■ Work instruction
Print every line of the material below exactly as it stands, but omit the pictures.

■ Information
<<<<

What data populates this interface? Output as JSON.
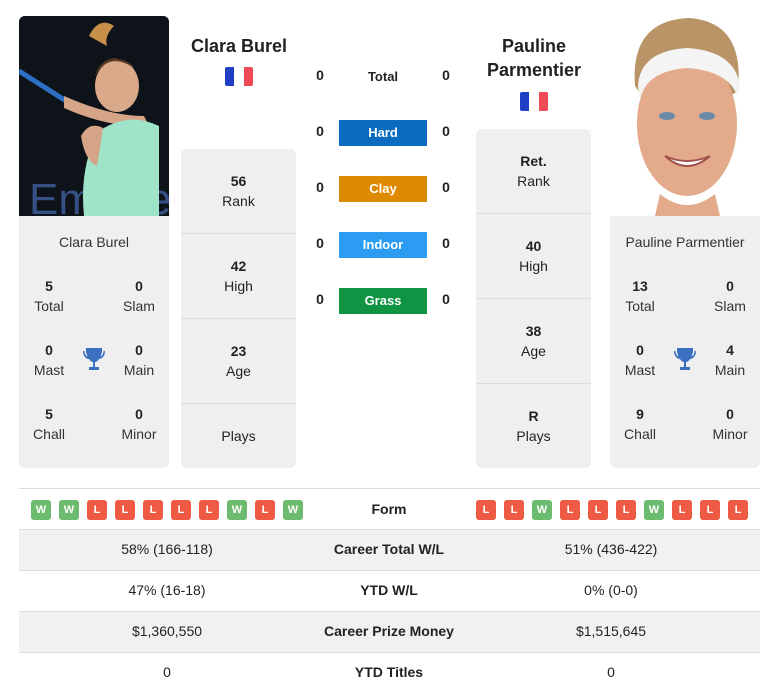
{
  "player1": {
    "name": "Clara Burel",
    "country_flag": "France",
    "photo_alt": "Clara Burel photo",
    "titles": {
      "total": "5",
      "slam": "0",
      "mast": "0",
      "main": "0",
      "chall": "5",
      "minor": "0"
    },
    "rank": "56",
    "high": "42",
    "age": "23",
    "plays": ""
  },
  "player2": {
    "name_line1": "Pauline",
    "name_line2": "Parmentier",
    "name": "Pauline Parmentier",
    "country_flag": "France",
    "photo_alt": "Pauline Parmentier photo",
    "titles": {
      "total": "13",
      "slam": "0",
      "mast": "0",
      "main": "4",
      "chall": "9",
      "minor": "0"
    },
    "rank": "Ret.",
    "high": "40",
    "age": "38",
    "plays": "R"
  },
  "labels": {
    "total": "Total",
    "slam": "Slam",
    "mast": "Mast",
    "main": "Main",
    "chall": "Chall",
    "minor": "Minor",
    "rank": "Rank",
    "high": "High",
    "age": "Age",
    "plays": "Plays"
  },
  "h2h": [
    {
      "surface": "Total",
      "p1": "0",
      "p2": "0",
      "color": ""
    },
    {
      "surface": "Hard",
      "p1": "0",
      "p2": "0",
      "color": "#0a6bbf"
    },
    {
      "surface": "Clay",
      "p1": "0",
      "p2": "0",
      "color": "#dd8a00"
    },
    {
      "surface": "Indoor",
      "p1": "0",
      "p2": "0",
      "color": "#2b9cf2"
    },
    {
      "surface": "Grass",
      "p1": "0",
      "p2": "0",
      "color": "#109342"
    }
  ],
  "form": {
    "label": "Form",
    "p1": [
      "W",
      "W",
      "L",
      "L",
      "L",
      "L",
      "L",
      "W",
      "L",
      "W"
    ],
    "p2": [
      "L",
      "L",
      "W",
      "L",
      "L",
      "L",
      "W",
      "L",
      "L",
      "L"
    ]
  },
  "comparison": [
    {
      "label": "Career Total W/L",
      "p1": "58% (166-118)",
      "p2": "51% (436-422)"
    },
    {
      "label": "YTD W/L",
      "p1": "47% (16-18)",
      "p2": "0% (0-0)"
    },
    {
      "label": "Career Prize Money",
      "p1": "$1,360,550",
      "p2": "$1,515,645"
    },
    {
      "label": "YTD Titles",
      "p1": "0",
      "p2": "0"
    }
  ],
  "icons": {
    "trophy": "trophy-icon",
    "flag": "france-flag-icon"
  },
  "colors": {
    "win": "#6dbb6f",
    "loss": "#ef5a45",
    "trophy": "#3b6fc0"
  }
}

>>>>

■ Written reply
What data populates this interface? Output as JSON.
{
  "player1": {
    "name": "Clara Burel",
    "country_flag": "France",
    "photo_alt": "Clara Burel photo",
    "titles": {
      "total": "5",
      "slam": "0",
      "mast": "0",
      "main": "0",
      "chall": "5",
      "minor": "0"
    },
    "rank": "56",
    "high": "42",
    "age": "23",
    "plays": ""
  },
  "player2": {
    "name_line1": "Pauline",
    "name_line2": "Parmentier",
    "name": "Pauline Parmentier",
    "country_flag": "France",
    "photo_alt": "Pauline Parmentier photo",
    "titles": {
      "total": "13",
      "slam": "0",
      "mast": "0",
      "main": "4",
      "chall": "9",
      "minor": "0"
    },
    "rank": "Ret.",
    "high": "40",
    "age": "38",
    "plays": "R"
  },
  "labels": {
    "total": "Total",
    "slam": "Slam",
    "mast": "Mast",
    "main": "Main",
    "chall": "Chall",
    "minor": "Minor",
    "rank": "Rank",
    "high": "High",
    "age": "Age",
    "plays": "Plays"
  },
  "h2h": [
    {
      "surface": "Total",
      "p1": "0",
      "p2": "0",
      "color": ""
    },
    {
      "surface": "Hard",
      "p1": "0",
      "p2": "0",
      "color": "#0a6bbf"
    },
    {
      "surface": "Clay",
      "p1": "0",
      "p2": "0",
      "color": "#dd8a00"
    },
    {
      "surface": "Indoor",
      "p1": "0",
      "p2": "0",
      "color": "#2b9cf2"
    },
    {
      "surface": "Grass",
      "p1": "0",
      "p2": "0",
      "color": "#109342"
    }
  ],
  "form": {
    "label": "Form",
    "p1": [
      "W",
      "W",
      "L",
      "L",
      "L",
      "L",
      "L",
      "W",
      "L",
      "W"
    ],
    "p2": [
      "L",
      "L",
      "W",
      "L",
      "L",
      "L",
      "W",
      "L",
      "L",
      "L"
    ]
  },
  "comparison": [
    {
      "label": "Career Total W/L",
      "p1": "58% (166-118)",
      "p2": "51% (436-422)"
    },
    {
      "label": "YTD W/L",
      "p1": "47% (16-18)",
      "p2": "0% (0-0)"
    },
    {
      "label": "Career Prize Money",
      "p1": "$1,360,550",
      "p2": "$1,515,645"
    },
    {
      "label": "YTD Titles",
      "p1": "0",
      "p2": "0"
    }
  ],
  "icons": {
    "trophy": "trophy-icon",
    "flag": "france-flag-icon"
  },
  "colors": {
    "win": "#6dbb6f",
    "loss": "#ef5a45",
    "trophy": "#3b6fc0"
  }
}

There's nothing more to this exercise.